- [WHAT TO DO]:
Only lines with the string "cadimi" should be returned from the data below.
Segment Start: DATA TO PROCESS
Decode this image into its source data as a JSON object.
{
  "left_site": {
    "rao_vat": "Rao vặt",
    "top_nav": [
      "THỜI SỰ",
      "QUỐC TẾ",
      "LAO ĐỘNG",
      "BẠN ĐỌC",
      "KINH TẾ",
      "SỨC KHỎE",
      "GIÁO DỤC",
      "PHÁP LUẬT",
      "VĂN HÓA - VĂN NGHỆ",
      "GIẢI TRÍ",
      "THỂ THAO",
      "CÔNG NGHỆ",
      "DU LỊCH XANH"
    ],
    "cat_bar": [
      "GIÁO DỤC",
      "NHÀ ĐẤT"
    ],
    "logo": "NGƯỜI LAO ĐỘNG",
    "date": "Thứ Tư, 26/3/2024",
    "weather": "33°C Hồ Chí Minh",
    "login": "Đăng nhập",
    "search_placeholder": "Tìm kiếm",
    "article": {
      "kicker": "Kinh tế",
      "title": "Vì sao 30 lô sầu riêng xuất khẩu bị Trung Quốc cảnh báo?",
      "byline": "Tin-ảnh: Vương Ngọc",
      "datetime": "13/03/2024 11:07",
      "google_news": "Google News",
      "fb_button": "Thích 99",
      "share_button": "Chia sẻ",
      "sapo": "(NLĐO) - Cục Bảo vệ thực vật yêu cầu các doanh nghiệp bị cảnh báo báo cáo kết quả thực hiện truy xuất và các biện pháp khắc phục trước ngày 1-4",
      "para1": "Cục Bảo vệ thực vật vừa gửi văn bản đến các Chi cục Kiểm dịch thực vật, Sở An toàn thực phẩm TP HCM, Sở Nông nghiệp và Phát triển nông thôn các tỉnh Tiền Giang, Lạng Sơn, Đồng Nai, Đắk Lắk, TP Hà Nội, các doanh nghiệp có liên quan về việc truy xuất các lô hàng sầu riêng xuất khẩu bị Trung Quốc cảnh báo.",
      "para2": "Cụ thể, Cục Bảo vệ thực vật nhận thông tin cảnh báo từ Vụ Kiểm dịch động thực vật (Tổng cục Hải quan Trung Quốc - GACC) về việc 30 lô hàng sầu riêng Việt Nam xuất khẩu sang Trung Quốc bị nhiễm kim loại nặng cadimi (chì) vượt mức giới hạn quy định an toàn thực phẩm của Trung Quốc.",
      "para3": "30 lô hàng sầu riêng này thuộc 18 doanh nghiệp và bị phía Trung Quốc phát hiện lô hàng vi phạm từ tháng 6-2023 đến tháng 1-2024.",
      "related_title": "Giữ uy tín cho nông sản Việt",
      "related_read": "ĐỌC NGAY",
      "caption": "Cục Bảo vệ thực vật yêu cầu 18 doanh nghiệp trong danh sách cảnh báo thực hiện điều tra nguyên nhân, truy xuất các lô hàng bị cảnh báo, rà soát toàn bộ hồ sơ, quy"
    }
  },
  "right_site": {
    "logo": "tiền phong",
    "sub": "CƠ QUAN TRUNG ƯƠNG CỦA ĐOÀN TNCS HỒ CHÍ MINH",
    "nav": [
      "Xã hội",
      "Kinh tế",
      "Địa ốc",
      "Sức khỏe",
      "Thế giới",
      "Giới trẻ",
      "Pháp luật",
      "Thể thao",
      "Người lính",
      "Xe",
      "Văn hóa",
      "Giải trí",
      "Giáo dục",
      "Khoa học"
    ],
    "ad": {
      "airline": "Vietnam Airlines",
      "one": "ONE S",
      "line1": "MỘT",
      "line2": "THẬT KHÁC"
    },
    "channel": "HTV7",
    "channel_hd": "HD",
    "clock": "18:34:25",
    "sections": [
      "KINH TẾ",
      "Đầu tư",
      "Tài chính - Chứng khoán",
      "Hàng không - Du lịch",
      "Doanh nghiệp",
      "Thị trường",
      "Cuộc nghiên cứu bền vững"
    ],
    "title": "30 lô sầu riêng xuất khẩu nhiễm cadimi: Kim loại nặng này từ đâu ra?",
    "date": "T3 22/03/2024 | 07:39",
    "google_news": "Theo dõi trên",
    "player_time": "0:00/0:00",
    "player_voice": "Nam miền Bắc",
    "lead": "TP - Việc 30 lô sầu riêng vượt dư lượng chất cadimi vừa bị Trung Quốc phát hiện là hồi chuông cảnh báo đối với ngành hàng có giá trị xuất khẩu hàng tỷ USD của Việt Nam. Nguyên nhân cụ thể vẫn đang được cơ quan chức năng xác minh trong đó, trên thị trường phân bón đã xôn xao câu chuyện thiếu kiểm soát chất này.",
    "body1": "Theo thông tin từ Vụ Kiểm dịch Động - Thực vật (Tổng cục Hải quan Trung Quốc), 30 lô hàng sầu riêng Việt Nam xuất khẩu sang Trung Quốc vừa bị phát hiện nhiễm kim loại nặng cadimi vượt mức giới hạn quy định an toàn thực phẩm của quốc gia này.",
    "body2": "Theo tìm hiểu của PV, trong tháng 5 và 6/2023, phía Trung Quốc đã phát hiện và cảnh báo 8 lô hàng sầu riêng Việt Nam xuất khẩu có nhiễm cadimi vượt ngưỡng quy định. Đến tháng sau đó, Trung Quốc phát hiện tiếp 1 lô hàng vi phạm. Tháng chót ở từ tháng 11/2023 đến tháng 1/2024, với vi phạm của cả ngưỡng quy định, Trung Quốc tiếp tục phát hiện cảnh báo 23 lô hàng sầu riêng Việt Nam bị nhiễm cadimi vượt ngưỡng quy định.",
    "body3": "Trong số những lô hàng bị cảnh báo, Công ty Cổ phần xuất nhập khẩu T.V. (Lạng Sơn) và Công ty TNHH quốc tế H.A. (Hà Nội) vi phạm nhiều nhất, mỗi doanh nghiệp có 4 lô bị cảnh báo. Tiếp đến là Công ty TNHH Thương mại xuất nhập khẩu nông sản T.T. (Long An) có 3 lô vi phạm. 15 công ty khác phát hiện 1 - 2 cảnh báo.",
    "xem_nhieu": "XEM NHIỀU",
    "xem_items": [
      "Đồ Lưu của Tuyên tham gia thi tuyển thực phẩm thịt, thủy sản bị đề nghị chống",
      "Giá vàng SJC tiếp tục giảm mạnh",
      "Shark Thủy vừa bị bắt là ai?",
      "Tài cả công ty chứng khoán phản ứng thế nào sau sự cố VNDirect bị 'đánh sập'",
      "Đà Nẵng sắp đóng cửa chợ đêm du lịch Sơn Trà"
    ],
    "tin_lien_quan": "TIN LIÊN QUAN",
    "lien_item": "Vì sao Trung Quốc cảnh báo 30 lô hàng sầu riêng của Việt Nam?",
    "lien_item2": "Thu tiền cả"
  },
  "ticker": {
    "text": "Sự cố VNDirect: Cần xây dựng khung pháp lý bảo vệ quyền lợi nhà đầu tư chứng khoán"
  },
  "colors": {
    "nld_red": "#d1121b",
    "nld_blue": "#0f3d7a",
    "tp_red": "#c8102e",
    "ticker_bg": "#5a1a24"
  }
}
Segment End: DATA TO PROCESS
- [EXERCISE SOLUTION]:
      "para2": "Cụ thể, Cục Bảo vệ thực vật nhận thông tin cảnh báo từ Vụ Kiểm dịch động thực vật (Tổng cục Hải quan Trung Quốc - GACC) về việc 30 lô hàng sầu riêng Việt Nam xuất khẩu sang Trung Quốc bị nhiễm kim loại nặng cadimi (chì) vượt mức giới hạn quy định an toàn thực phẩm của Trung Quốc.",
    "title": "30 lô sầu riêng xuất khẩu nhiễm cadimi: Kim loại nặng này từ đâu ra?",
    "lead": "TP - Việc 30 lô sầu riêng vượt dư lượng chất cadimi vừa bị Trung Quốc phát hiện là hồi chuông cảnh báo đối với ngành hàng có giá trị xuất khẩu hàng tỷ USD của Việt Nam. Nguyên nhân cụ thể vẫn đang được cơ quan chức năng xác minh trong đó, trên thị trường phân bón đã xôn xao câu chuyện thiếu kiểm soát chất này.",
    "body1": "Theo thông tin từ Vụ Kiểm dịch Động - Thực vật (Tổng cục Hải quan Trung Quốc), 30 lô hàng sầu riêng Việt Nam xuất khẩu sang Trung Quốc vừa bị phát hiện nhiễm kim loại nặng cadimi vượt mức giới hạn quy định an toàn thực phẩm của quốc gia này.",
    "body2": "Theo tìm hiểu của PV, trong tháng 5 và 6/2023, phía Trung Quốc đã phát hiện và cảnh báo 8 lô hàng sầu riêng Việt Nam xuất khẩu có nhiễm cadimi vượt ngưỡng quy định. Đến tháng sau đó, Trung Quốc phát hiện tiếp 1 lô hàng vi phạm. Tháng chót ở từ tháng 11/2023 đến tháng 1/2024, với vi phạm của cả ngưỡng quy định, Trung Quốc tiếp tục phát hiện cảnh báo 23 lô hàng sầu riêng Việt Nam bị nhiễm cadimi vượt ngưỡng quy định.",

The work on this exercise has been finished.